Just as the United States has a national security requirement to be capable of performing military missions in the air, on the ground, and on and under the sea, we similarly have a need to be able to get to space and to operate our space systems. If we lose the ability to get to space, we put our capacity to operate in the space domain at serious risk. Because of the decision made to get military payloads off the space shuttle following the 1986 Challenger disaster and because we were then in the Cold War, a number of already developed space launch systems came quickly into great prominence.
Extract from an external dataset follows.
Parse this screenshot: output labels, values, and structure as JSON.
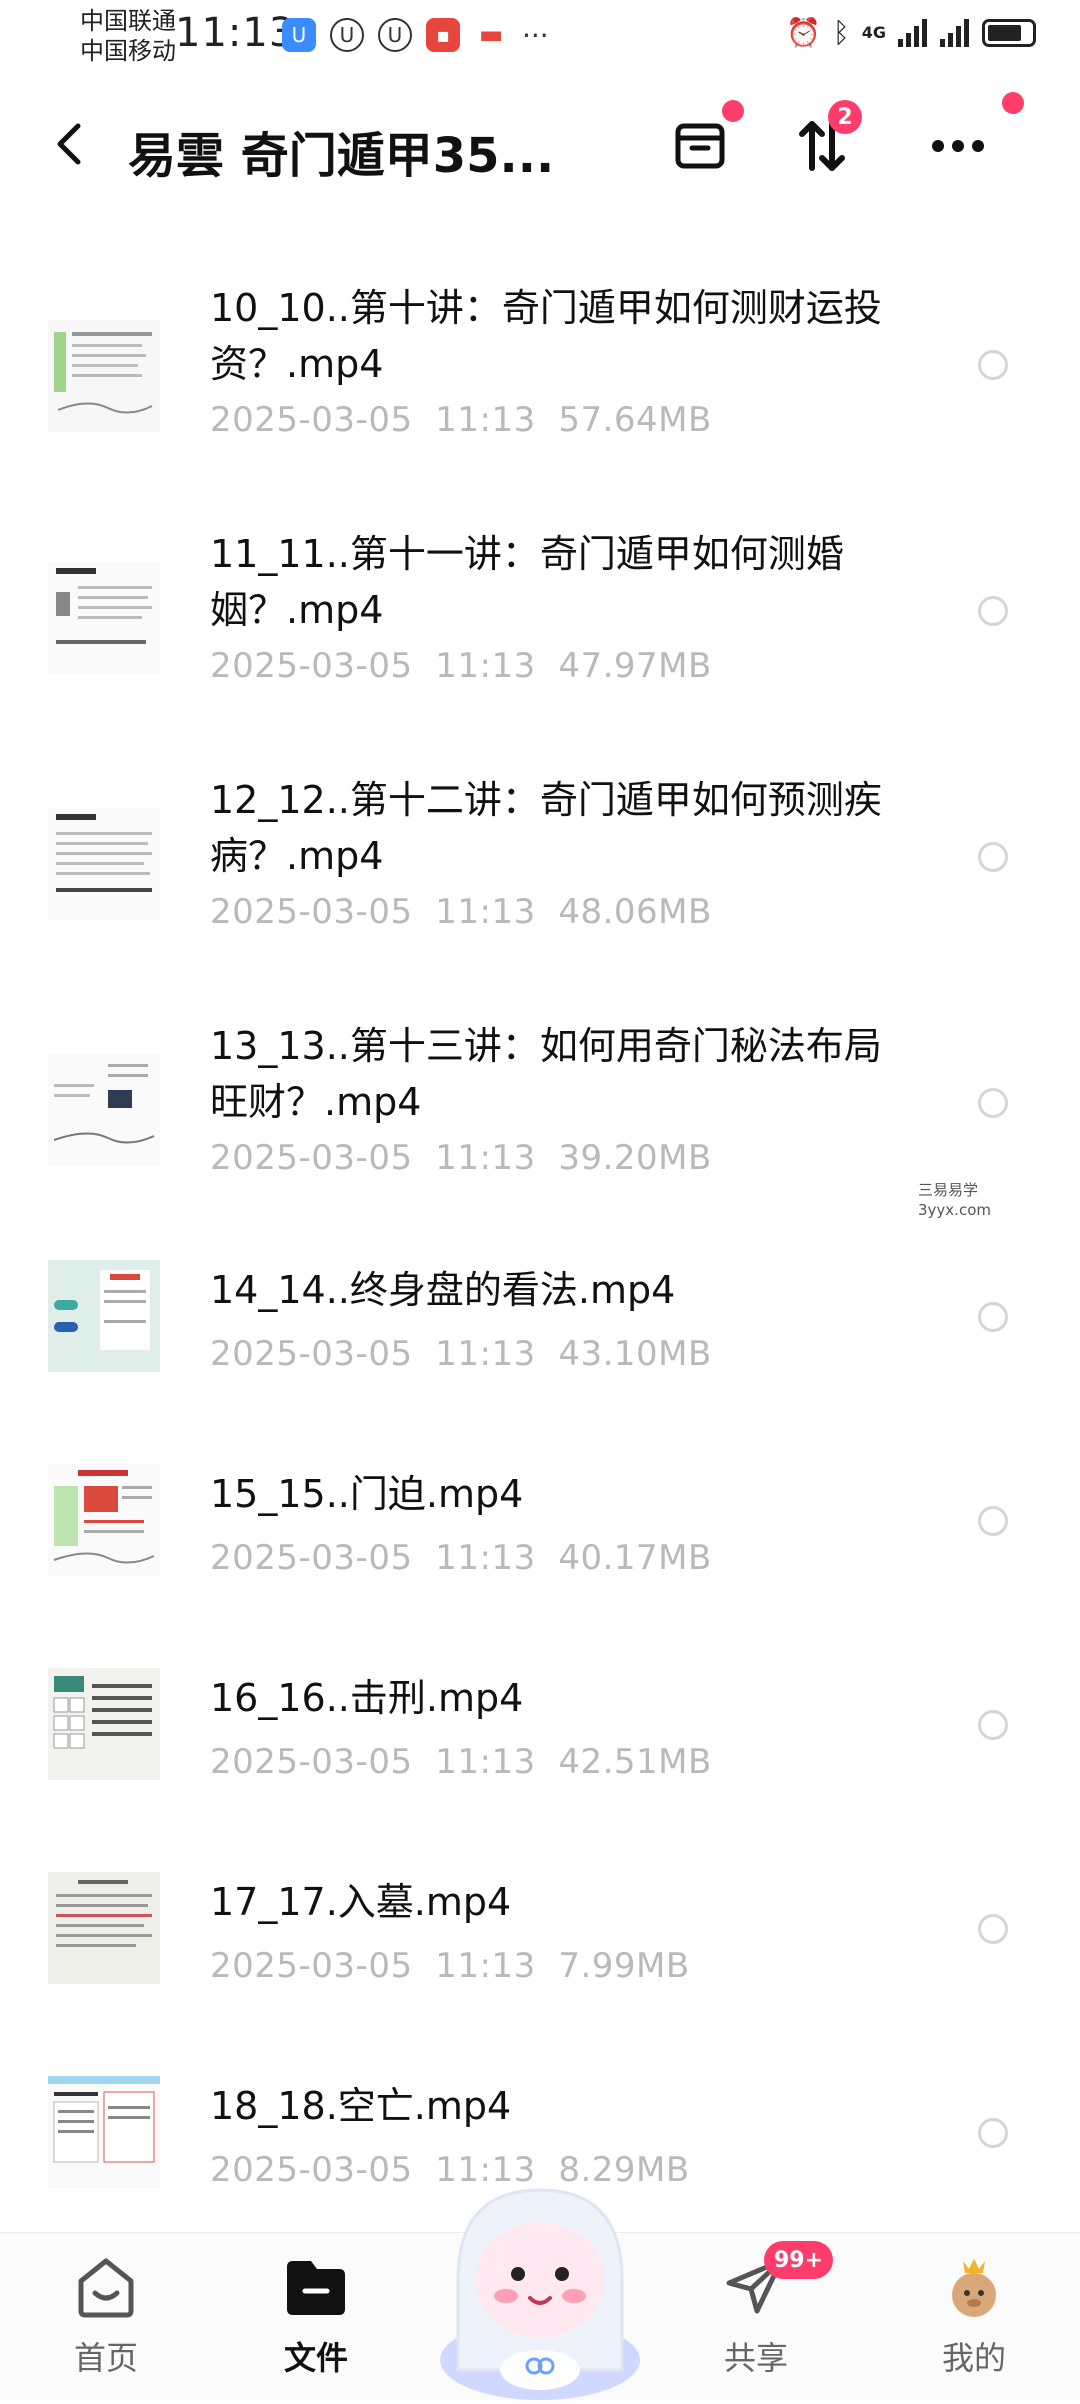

The Atlas and Titan programs provided ICBM-based space launch vehicles and the Delta program, which started life as the Thor IRBM did the same. However, these recycled rockets, especially Titan in its heavy-lift configuration, were not particularly responsive nor were they cheap. As their fly-out approached, this afforded the military space community an opportunity to envision cheaper, better, and faster ways of getting to space, which became the Evolved Expendable Launch Vehicle program. But the assumptions associated with the EELV program–that an “explosion” of commercial space activities would provide the military the ability to reduce its own launch costs by sharing expenses with other space launch users–has never come close to fulfillment. The lack of a robust U.S. commercial space launch industry for the size payloads the military and intelligence communities commonly flies has in fact resulted in massive EELV cost overruns and even more consolidation within the U.S. space launch service industry.
Now, the high cost of getting to space (as well as the high cost of satellites and associated space systems) is dragging U.S. space programs back towards the mean. With the DoD space systems, this is the culmination of excessive rework, of a requirements process that has trends towards exquisite solutions, the planned use of not-ready technologies, funding instability, and too often, a lack of government and contractor proficiency. Other nations seem to lack many of the cost-busting challenges the U.S. suffers from including their reduced labor rates and less entangled bureaucracies.
Is there anything that can save us from reverting to the mean? In the long term–50 years or more–maybe not. However, if things are to improve in the next five years, it is almost certain to be caused by market-based competition from U.S. launch systems like SpaceX’s Falcon 9 or Orbital Sciences’ Taurus 2 launch vehicles, or OSC’s Peacekeeper ICBM-derived Minotaur 4 and 5 launch vehicles. These systems, using old-school rocketry like Falcon 9’s RP-1 (kerosene that’s been space-rated) and liquid oxygen burning engines and using similar proven concepts like recycling existing ICBM components a la the legacy Delta, Atlas, and Titan programs have an excellent chance to get our national space launch efforts back on a more affordable footing. While improvements in U.S. launch programs alone won’t preserve our space leadership, they are an essential and compelling starting point to do just that.